START Entries shown

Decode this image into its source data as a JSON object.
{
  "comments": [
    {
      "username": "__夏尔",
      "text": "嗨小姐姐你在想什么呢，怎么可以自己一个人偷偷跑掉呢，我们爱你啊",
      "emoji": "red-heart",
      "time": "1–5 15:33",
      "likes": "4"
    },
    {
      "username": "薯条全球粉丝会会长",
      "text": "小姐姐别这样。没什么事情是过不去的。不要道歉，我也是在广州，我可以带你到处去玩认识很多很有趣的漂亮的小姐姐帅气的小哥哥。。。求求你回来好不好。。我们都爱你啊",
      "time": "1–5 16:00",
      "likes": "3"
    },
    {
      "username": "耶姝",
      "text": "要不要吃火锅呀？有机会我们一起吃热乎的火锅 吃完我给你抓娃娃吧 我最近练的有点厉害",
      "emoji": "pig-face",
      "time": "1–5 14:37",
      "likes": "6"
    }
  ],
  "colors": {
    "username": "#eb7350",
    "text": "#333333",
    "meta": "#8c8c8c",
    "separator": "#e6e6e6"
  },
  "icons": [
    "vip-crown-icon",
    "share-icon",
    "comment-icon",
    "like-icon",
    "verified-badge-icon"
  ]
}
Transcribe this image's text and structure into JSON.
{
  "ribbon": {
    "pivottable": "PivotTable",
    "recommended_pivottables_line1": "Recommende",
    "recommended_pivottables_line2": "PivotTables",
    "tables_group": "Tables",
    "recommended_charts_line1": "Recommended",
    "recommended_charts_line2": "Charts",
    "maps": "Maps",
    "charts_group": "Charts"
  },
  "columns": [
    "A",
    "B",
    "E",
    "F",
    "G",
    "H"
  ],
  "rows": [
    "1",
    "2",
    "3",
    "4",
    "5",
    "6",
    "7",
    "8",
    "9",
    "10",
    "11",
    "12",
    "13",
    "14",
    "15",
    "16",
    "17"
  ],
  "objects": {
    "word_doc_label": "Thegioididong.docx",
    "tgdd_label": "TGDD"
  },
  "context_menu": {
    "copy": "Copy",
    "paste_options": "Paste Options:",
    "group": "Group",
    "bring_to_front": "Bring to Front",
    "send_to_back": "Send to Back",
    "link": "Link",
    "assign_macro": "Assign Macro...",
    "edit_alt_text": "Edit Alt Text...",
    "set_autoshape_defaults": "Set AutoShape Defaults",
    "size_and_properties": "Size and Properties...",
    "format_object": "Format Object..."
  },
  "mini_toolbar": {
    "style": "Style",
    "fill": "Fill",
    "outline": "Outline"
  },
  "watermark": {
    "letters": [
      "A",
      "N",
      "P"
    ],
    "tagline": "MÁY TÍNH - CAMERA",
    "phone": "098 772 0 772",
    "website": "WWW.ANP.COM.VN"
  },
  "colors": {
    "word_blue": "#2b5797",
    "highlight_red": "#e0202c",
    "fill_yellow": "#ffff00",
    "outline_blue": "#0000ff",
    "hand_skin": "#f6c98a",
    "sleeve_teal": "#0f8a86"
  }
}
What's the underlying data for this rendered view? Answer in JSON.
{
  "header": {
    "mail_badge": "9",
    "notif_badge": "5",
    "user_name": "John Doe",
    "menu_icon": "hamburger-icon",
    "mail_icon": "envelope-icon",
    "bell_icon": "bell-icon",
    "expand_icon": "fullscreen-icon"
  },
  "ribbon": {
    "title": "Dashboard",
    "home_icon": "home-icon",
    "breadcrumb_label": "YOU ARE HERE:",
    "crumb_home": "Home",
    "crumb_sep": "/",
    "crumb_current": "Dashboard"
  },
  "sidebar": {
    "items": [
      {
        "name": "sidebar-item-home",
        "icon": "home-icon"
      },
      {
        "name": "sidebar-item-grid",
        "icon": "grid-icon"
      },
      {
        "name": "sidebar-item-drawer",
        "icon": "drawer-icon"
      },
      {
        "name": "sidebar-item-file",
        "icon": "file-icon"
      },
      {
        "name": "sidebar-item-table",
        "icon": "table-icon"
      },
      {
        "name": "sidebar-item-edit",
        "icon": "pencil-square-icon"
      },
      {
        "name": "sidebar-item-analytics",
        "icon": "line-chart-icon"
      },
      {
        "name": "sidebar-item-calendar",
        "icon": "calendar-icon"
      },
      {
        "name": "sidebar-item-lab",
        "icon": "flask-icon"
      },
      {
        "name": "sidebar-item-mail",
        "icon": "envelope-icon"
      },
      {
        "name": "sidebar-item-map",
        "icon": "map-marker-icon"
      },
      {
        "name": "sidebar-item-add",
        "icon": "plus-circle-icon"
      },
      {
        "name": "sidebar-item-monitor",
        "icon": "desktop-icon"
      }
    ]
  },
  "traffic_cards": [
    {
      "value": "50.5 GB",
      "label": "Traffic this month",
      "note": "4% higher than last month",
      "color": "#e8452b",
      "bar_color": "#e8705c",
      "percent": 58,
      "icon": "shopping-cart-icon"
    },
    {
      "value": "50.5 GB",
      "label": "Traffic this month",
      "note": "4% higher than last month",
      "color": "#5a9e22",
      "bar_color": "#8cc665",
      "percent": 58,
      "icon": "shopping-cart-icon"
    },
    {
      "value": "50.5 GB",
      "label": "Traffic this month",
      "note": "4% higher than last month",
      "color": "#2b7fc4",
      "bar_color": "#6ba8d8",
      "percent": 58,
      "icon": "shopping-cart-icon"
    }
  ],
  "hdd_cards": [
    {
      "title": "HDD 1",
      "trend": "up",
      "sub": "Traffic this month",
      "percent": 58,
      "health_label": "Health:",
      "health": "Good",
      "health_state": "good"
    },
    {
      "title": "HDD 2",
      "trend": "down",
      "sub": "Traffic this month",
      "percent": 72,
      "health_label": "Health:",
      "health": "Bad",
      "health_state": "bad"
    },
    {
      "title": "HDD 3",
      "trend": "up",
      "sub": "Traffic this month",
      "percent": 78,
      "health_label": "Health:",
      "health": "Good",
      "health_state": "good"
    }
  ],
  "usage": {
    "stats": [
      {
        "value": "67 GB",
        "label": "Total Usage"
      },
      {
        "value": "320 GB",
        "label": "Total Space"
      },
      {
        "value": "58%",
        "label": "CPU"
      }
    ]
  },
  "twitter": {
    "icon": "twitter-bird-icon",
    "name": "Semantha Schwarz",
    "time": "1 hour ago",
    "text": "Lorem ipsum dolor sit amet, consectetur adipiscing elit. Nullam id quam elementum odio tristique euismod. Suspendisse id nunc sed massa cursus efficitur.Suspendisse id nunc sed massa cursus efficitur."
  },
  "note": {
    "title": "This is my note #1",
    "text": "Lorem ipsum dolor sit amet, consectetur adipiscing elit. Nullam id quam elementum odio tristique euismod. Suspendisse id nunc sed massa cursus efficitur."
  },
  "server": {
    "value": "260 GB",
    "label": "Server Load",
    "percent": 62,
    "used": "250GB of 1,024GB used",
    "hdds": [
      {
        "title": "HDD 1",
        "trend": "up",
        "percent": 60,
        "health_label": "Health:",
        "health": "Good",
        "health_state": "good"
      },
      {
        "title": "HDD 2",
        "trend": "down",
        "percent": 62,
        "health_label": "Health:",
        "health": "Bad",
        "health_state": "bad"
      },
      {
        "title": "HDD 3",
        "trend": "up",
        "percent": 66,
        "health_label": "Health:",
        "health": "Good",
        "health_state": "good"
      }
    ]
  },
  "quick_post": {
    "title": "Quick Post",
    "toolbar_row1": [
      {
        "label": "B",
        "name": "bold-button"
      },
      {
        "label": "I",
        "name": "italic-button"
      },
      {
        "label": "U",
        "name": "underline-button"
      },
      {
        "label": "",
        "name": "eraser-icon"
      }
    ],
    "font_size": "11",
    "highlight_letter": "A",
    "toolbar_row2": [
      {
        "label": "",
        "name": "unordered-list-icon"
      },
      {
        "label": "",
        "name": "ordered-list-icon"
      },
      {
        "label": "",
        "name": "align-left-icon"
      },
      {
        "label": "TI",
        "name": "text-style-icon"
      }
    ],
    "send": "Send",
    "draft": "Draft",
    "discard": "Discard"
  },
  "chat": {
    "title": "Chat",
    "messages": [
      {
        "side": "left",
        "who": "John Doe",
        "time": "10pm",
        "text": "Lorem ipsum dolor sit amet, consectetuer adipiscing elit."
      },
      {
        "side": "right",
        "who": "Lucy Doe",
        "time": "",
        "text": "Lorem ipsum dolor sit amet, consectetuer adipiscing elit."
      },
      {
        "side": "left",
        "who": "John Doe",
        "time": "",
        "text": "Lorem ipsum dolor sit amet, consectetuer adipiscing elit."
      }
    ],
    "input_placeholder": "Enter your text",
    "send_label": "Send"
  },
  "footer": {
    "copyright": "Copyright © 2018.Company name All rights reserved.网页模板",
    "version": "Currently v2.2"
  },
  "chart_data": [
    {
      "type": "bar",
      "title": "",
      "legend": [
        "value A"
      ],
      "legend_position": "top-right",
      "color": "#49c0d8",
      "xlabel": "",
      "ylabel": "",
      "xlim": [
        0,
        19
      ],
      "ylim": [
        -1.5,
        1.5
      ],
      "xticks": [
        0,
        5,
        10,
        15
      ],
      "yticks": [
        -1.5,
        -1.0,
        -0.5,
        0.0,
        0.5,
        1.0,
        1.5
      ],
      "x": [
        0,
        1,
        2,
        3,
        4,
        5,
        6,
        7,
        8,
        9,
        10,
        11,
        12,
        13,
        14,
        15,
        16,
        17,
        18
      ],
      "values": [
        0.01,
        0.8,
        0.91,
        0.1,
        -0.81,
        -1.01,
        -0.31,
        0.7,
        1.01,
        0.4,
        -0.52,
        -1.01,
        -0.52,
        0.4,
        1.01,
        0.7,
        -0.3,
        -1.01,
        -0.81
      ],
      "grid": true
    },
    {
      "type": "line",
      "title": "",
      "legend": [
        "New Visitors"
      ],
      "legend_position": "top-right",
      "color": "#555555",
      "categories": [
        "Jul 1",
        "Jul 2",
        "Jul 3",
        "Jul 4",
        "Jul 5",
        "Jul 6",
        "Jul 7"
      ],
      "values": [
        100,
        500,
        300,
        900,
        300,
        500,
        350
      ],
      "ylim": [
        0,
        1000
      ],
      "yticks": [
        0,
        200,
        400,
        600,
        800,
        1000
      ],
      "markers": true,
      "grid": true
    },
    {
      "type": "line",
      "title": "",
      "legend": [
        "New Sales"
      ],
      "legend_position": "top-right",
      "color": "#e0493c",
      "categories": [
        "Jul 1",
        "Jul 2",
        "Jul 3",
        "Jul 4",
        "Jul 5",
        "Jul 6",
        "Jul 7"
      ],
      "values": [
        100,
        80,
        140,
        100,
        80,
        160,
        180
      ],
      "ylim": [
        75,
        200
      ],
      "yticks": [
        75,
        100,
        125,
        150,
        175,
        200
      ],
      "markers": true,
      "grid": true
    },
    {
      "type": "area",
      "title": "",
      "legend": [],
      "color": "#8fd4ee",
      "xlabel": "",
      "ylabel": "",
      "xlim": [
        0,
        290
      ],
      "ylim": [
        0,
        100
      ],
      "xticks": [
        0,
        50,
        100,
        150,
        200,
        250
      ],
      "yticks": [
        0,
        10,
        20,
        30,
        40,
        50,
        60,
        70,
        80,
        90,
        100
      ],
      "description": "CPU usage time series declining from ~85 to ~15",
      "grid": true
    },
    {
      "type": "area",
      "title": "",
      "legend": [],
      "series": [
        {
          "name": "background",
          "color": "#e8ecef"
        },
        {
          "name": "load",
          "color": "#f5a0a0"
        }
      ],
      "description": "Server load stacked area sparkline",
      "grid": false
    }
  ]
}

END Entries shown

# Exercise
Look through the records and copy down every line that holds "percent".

# Result below
      "percent": 58,
      "percent": 58,
      "percent": 58,
      "percent": 58,
      "percent": 72,
      "percent": 78,
    "percent": 62,
        "percent": 60,
        "percent": 62,
        "percent": 66,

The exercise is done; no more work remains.